• What the exercise asks
In full and without alteration, print the entries.
------------------------------------
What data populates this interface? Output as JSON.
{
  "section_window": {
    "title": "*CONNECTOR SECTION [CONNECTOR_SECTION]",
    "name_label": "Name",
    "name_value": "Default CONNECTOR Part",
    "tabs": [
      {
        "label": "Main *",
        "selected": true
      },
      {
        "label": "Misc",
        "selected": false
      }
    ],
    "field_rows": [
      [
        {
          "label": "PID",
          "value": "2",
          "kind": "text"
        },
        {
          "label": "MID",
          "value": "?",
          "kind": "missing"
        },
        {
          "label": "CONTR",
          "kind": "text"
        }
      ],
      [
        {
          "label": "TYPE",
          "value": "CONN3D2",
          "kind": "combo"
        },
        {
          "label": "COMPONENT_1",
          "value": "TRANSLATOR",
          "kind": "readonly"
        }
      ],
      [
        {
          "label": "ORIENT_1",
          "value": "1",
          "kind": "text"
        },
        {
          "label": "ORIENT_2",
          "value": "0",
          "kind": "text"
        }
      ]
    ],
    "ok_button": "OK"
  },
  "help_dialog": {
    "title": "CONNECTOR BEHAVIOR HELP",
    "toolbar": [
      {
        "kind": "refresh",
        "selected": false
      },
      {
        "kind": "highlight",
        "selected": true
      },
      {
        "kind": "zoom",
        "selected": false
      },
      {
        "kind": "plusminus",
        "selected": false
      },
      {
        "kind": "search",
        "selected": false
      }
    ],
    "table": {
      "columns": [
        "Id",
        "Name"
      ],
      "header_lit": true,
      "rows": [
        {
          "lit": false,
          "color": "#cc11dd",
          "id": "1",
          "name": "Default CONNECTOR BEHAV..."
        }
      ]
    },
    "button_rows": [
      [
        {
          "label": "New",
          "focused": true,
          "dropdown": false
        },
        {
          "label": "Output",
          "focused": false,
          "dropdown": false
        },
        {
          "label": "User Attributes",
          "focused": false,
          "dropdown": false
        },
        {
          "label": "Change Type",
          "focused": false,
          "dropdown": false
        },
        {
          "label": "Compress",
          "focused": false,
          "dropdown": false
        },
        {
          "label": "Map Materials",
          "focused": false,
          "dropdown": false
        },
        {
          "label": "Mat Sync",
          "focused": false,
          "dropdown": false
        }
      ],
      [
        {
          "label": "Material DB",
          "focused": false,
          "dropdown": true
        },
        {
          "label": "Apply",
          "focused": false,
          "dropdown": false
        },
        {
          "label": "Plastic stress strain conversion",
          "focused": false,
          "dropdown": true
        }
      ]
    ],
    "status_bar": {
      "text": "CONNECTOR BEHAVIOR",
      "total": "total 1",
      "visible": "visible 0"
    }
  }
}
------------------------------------
• Expected answer
What data populates this interface? Output as JSON.
{
  "section_window": {
    "title": "*CONNECTOR SECTION [CONNECTOR_SECTION]",
    "name_label": "Name",
    "name_value": "Default CONNECTOR Part",
    "tabs": [
      {
        "label": "Main *",
        "selected": true
      },
      {
        "label": "Misc",
        "selected": false
      }
    ],
    "field_rows": [
      [
        {
          "label": "PID",
          "value": "2",
          "kind": "text"
        },
        {
          "label": "MID",
          "value": "?",
          "kind": "missing"
        },
        {
          "label": "CONTR",
          "kind": "text"
        }
      ],
      [
        {
          "label": "TYPE",
          "value": "CONN3D2",
          "kind": "combo"
        },
        {
          "label": "COMPONENT_1",
          "value": "TRANSLATOR",
          "kind": "readonly"
        }
      ],
      [
        {
          "label": "ORIENT_1",
          "value": "1",
          "kind": "text"
        },
        {
          "label": "ORIENT_2",
          "value": "0",
          "kind": "text"
        }
      ]
    ],
    "ok_button": "OK"
  },
  "help_dialog": {
    "title": "CONNECTOR BEHAVIOR HELP",
    "toolbar": [
      {
        "kind": "refresh",
        "selected": false
      },
      {
        "kind": "highlight",
        "selected": true
      },
      {
        "kind": "zoom",
        "selected": false
      },
      {
        "kind": "plusminus",
        "selected": false
      },
      {
        "kind": "search",
        "selected": false
      }
    ],
    "table": {
      "columns": [
        "Id",
        "Name"
      ],
      "header_lit": true,
      "rows": [
        {
          "lit": false,
          "color": "#cc11dd",
          "id": "1",
          "name": "Default CONNECTOR BEHAV..."
        }
      ]
    },
    "button_rows": [
      [
        {
          "label": "New",
          "focused": true,
          "dropdown": false
        },
        {
          "label": "Output",
          "focused": false,
          "dropdown": false
        },
        {
          "label": "User Attributes",
          "focused": false,
          "dropdown": false
        },
        {
          "label": "Change Type",
          "focused": false,
          "dropdown": false
        },
        {
          "label": "Compress",
          "focused": false,
          "dropdown": false
        },
        {
          "label": "Map Materials",
          "focused": false,
          "dropdown": false
        },
        {
          "label": "Mat Sync",
          "focused": false,
          "dropdown": false
        }
      ],
      [
        {
          "label": "Material DB",
          "focused": false,
          "dropdown": true
        },
        {
          "label": "Apply",
          "focused": false,
          "dropdown": false
        },
        {
          "label": "Plastic stress strain conversion",
          "focused": false,
          "dropdown": true
        }
      ]
    ],
    "status_bar": {
      "text": "CONNECTOR BEHAVIOR",
      "total": "total 1",
      "visible": "visible 0"
    }
  }
}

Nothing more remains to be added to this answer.